By Eric M. Johnson
SEATTLE – Boeing Co said on Tuesday it had delivered 29 of its cash-earning 737 MAX single-aisle jets to customers in May, bringing in needed funds as the U.S. planemaker worked through supply chain and regulatory hurdles.
Boeing also handed over to customers the fourth-to-last of its hump-backed 747s, a freighter to Atlas Air, and three 777 freighters, reflecting strong demand for cargo capacity, it said.
The closely watched monthly orders and deliveries snapshot comes as Boeing kicks off media briefings at its Seattle-area facilities this week in preparation for Britain’s Farnborough Airshow next month.
As Boeing prepares for the industry’s annual showcase, the embattled U.S. planemaker is scrambling to resolve supply chain bottlenecks that have curbed 737 production and to win approval to resume deliveries of its 787 Dreamliner, among other challenges gripping its jet portfolio.
The 35 overall deliveries in May was more than double the 17 jets it handed over in the same month a year ago. That brings the delivery total for the first five months of the year to 165 aircraft, according to the data released on Tuesday.
Deliveries are a closely watched metric for investors since airlines hand over the bulk of the money for an order when they pick up their planes at Boeing.
Boeing booked 23 gross orders, 17 of which were for widebody aircraft. Among those, German carrier Lufthansa ordered seven 787 Dreamliners and seven 777-8F freighters – the cargo version of its forthcoming 777X.
Aircraft leasing tie-up Bain Capital Griffin ordered five 737 MAX jets for Indian carrier Akasa Air in a sale-leaseback deal that saw Akasa cancel the same number of planes from its initial order, Boeing said. Boeing also sold another 737 MAX to American Airlines.
After nine canceled orders, including Norwegian Air scrapping four 787 Dreamliners, and instances where buyers swapped jet models, orders for May stood at 14, Boeing said.
For the year through May, Boeing booked 236 gross orders, or 171 after cancellations and conversions, it said.

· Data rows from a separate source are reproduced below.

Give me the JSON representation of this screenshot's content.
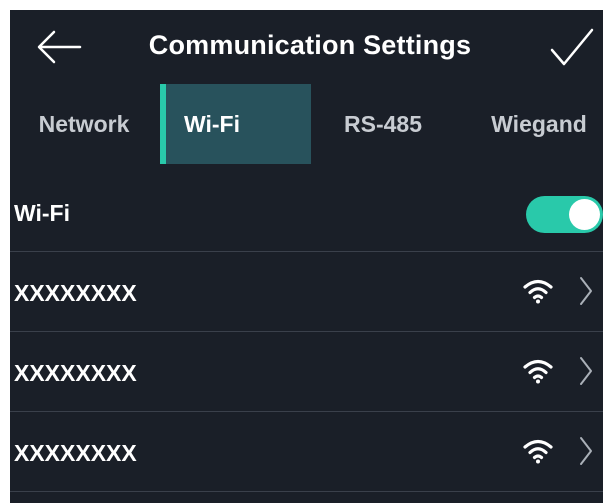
{
  "header": {
    "title": "Communication Settings",
    "back_icon": "arrow-left-icon",
    "confirm_icon": "checkmark-icon"
  },
  "tabs": [
    {
      "label": "Network",
      "active": false
    },
    {
      "label": "Wi-Fi",
      "active": true
    },
    {
      "label": "RS-485",
      "active": false
    },
    {
      "label": "Wiegand",
      "active": false
    }
  ],
  "wifi_toggle": {
    "label": "Wi-Fi",
    "enabled": true
  },
  "networks": [
    {
      "name": "XXXXXXXX",
      "signal_icon": "wifi-signal-icon"
    },
    {
      "name": "XXXXXXXX",
      "signal_icon": "wifi-signal-icon"
    },
    {
      "name": "XXXXXXXX",
      "signal_icon": "wifi-signal-icon"
    }
  ],
  "colors": {
    "background": "#1a1f28",
    "accent": "#29c9aa",
    "active_tab": "#28525c",
    "divider": "#3a404b",
    "text": "#ffffff"
  }
}
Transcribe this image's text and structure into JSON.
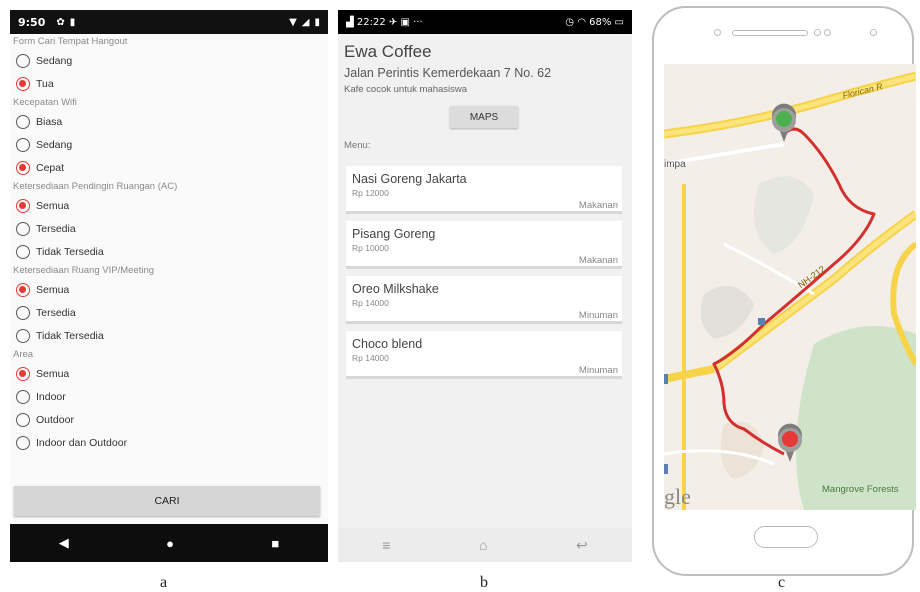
{
  "panel_a": {
    "status_time": "9:50",
    "form_title": "Form Cari Tempat Hangout",
    "groups": [
      {
        "label": "",
        "options": [
          {
            "label": "Sedang",
            "checked": false
          },
          {
            "label": "Tua",
            "checked": true
          }
        ]
      },
      {
        "label": "Kecepatan Wifi",
        "options": [
          {
            "label": "Biasa",
            "checked": false
          },
          {
            "label": "Sedang",
            "checked": false
          },
          {
            "label": "Cepat",
            "checked": true
          }
        ]
      },
      {
        "label": "Ketersediaan Pendingin Ruangan (AC)",
        "options": [
          {
            "label": "Semua",
            "checked": true
          },
          {
            "label": "Tersedia",
            "checked": false
          },
          {
            "label": "Tidak Tersedia",
            "checked": false
          }
        ]
      },
      {
        "label": "Ketersediaan Ruang VIP/Meeting",
        "options": [
          {
            "label": "Semua",
            "checked": true
          },
          {
            "label": "Tersedia",
            "checked": false
          },
          {
            "label": "Tidak Tersedia",
            "checked": false
          }
        ]
      },
      {
        "label": "Area",
        "options": [
          {
            "label": "Semua",
            "checked": true
          },
          {
            "label": "Indoor",
            "checked": false
          },
          {
            "label": "Outdoor",
            "checked": false
          },
          {
            "label": "Indoor dan Outdoor",
            "checked": false
          }
        ]
      }
    ],
    "search_button": "CARI",
    "nav": {
      "back": "◀",
      "home": "●",
      "recent": "■"
    },
    "accent_color": "#e53935"
  },
  "panel_b": {
    "status_left": "22:22",
    "status_right": "68%",
    "title": "Ewa Coffee",
    "address": "Jalan Perintis Kemerdekaan 7 No. 62",
    "description": "Kafe cocok untuk mahasiswa",
    "maps_button": "MAPS",
    "menu_label": "Menu:",
    "menu_items": [
      {
        "name": "Nasi Goreng Jakarta",
        "price": "Rp 12000",
        "category": "Makanan"
      },
      {
        "name": "Pisang Goreng",
        "price": "Rp 10000",
        "category": "Makanan"
      },
      {
        "name": "Oreo Milkshake",
        "price": "Rp 14000",
        "category": "Minuman"
      },
      {
        "name": "Choco blend",
        "price": "Rp 14000",
        "category": "Minuman"
      }
    ],
    "nav": {
      "menu": "≡",
      "home": "⌂",
      "back": "↩"
    }
  },
  "panel_c": {
    "map_labels": {
      "road_top": "Florican R",
      "road_mid": "NH-212",
      "left": "impa",
      "bottom_left": "gle",
      "park": "Mangrove Forests"
    },
    "start_pin_color": "#4caf50",
    "end_pin_color": "#e53935",
    "route_color": "#d32f2f"
  },
  "captions": {
    "a": "a",
    "b": "b",
    "c": "c"
  }
}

After accounting adjustments, Boeing recorded 107 net orders for the year so far.
Overall, Boeing’s order backlog rose to 4,192, Boeing said.
(Reporting by Eric M. Johnson in Seattle; Editing by Chris Reese and Bernadette Baum)